It seems no one questions what a college degree means. At the Baccalaureate level it represents that the holder has completed some course of study competently and is now ready to apply the knowledge gained in the working world, but frequently has little to no relevant work experience. Holders of Master’s degrees are accorded higher status in the given area, with learning and experience (often assumed) more focused and deeper than the undergraduate. And holders of Doctorates are revered as true experts in their fields and become court wizards for Presidents and Captains of Industry. But I digress…
When we consider hiring an entry-level individual we look at their history and credentials to determine a suitable match. Typically, we are often seeking basic knowledge, drive, and attitude, while we seldom require more than modest experience in the area. For advanced roles, advanced degrees and substantial experience are pivotal, and they come in ready to run with minimal startup time expected. Still, even with such things on their CV and our gentle interrogation at an interview, we still have no independent assurance of their ability to apply the knowledge and execute effectively.
Everyone must start somewhere, and those of us who hire them need some way to discriminate between candidates to make the best possible decision for hiring or promotion. This is where professional certifications enter the process and add vital information to improve the quality of our decision-making.
Unlike a college degree program that is built on a foundation of the “pure” and “applied” book learning, and then verifies the somewhat clinically-acquired knowledge by examination, a certification frequently starts with an individual that has verified experience already in the real-world environment. The program then puts them through a skills-focused course that integrates knowledge with the experience by filling gaps, solidifying a better conceptual foundation, and proves competence through labs and examinations.
In a field like healthcare, a field that already requires independent certification of products, accreditation of facilities, licensing of workforce members, it is natural to require certification of those entrusted with the safeguarding of the information used in it. Given how this information can be used or misused in delivering care, justifying payment, documenting claims and treatments and the myriad other uses it has, it seems all but imperative that those professionals charged with its protection need not only the foundational knowledge but proof of performance and capability to do this extremely important job.
The systems and networks in use in a hospital, as an example, are of the same type used anywhere else; but the similarity could very easily stop there. Access control, wireless networks, biometrics, Internet usage, electronic transactions, privacy and all the rest are more widely variable in their configurations and service needs that anywhere else. Add to this the necessary integration with a vast array of devices and machines that test, irradiate, monitor, and report on every action of a human body – not to mention that they all do what they do in their own unique languages on incompatible protocols. Crowning this is that all of these generate information that must then be normalized, homogenized and standardized to flow into the administrative systems for management of resources, payments processing, strategic planning, and all other business functions.

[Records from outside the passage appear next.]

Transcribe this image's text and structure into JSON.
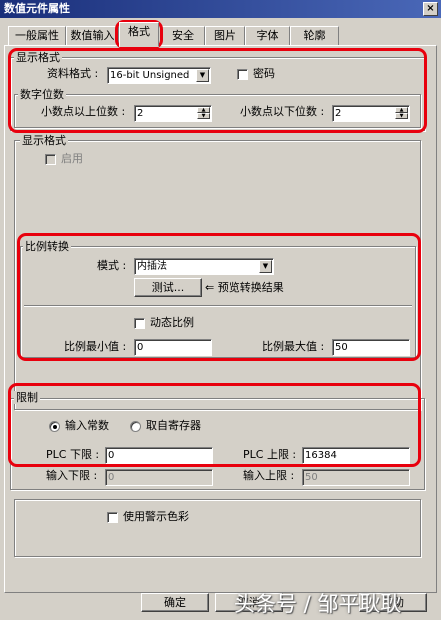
{
  "window": {
    "title": "数值元件属性",
    "close": "×"
  },
  "tabs": [
    "一般属性",
    "数值输入",
    "格式",
    "安全",
    "图片",
    "字体",
    "轮廓"
  ],
  "display_format": {
    "title": "显示格式",
    "data_format_label": "资料格式 :",
    "data_format_value": "16-bit Unsigned",
    "password_label": "密码"
  },
  "digits": {
    "title": "数字位数",
    "above_label": "小数点以上位数 :",
    "above_value": "2",
    "below_label": "小数点以下位数 :",
    "below_value": "2"
  },
  "display_format2": {
    "title": "显示格式",
    "enable_label": "启用"
  },
  "scaling": {
    "title": "比例转换",
    "mode_label": "模式 :",
    "mode_value": "内插法",
    "test_button": "测试...",
    "preview_label": "⇐ 预览转换结果",
    "dynamic_label": "动态比例",
    "min_label": "比例最小值 :",
    "min_value": "0",
    "max_label": "比例最大值 :",
    "max_value": "50"
  },
  "limits": {
    "title": "限制",
    "radio_constant": "输入常数",
    "radio_register": "取自寄存器",
    "plc_low_label": "PLC 下限 :",
    "plc_low_value": "0",
    "plc_high_label": "PLC 上限 :",
    "plc_high_value": "16384",
    "input_low_label": "输入下限 :",
    "input_low_value": "0",
    "input_high_label": "输入上限 :",
    "input_high_value": "50"
  },
  "warning_color_label": "使用警示色彩",
  "buttons": {
    "ok": "确定",
    "cancel": "取消",
    "help": "帮助"
  },
  "watermark": "头条号 / 邹平耿耿",
  "colors": {
    "highlight": "#e8000d",
    "face": "#d4d0c8",
    "titlebar": "#1a2f7a"
  }
}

Is it any wonder that certification of the IT professionals that work on these is becoming more a requirement than an option? This is especially true with respect to security and privacy and the wealth of laws that now govern them. The professional in such a role must grasp not just the technological component, but must also understand the regulations involved, the consequences of noncompliance, clinical data needs, and the business processes of the organization in which these all work; sometimes cohesively, many times not.
The professionals doing this work normally have years of experience, and are frequently holders of the CISSP, CISA, CIPP, or CISM certifications, which are industry standard general certifications in (respectively) IT security, IT audit, privacy, and IT processes and governance. A specialist certification like the Certified HIPAA Privacy and Security Expert (CHPSE) adds a proven credential focused on a crucially important are in today’s healthcare world.
These same holders frequently have degrees, often at the advanced level. Having the certification provides clear evidence of competence and capability. It adds clear and significant value: for the holder, it sets them apart from their peers, and for the employer it provides increased confidence in a candidate’s qualifications, and reduced risk of making a poor selection for the role. Even so, the importance of actually verifying credentials, background, employment history and references cannot be overstated.
There is no denying the importance of a degree: it is a strong and positive indicator of potential to perform and grow at a tactical level. Advanced degrees bring further evidence of the individual’s ability to grow and expand, and to apply the tactical experience gained in more strategic ways. There is still no substitute for demonstrated experience and performance, and these are the key elements that professional certifications, like the CHPSE, contribute. It is an important form of risk reduction; something we do in our environments, our systems and networks, and our resources management processes in our healthcare operations. It enables us to reduce the risk, and thus increase our trust in the most important resource we have to deliver quality service in healthcare: our people.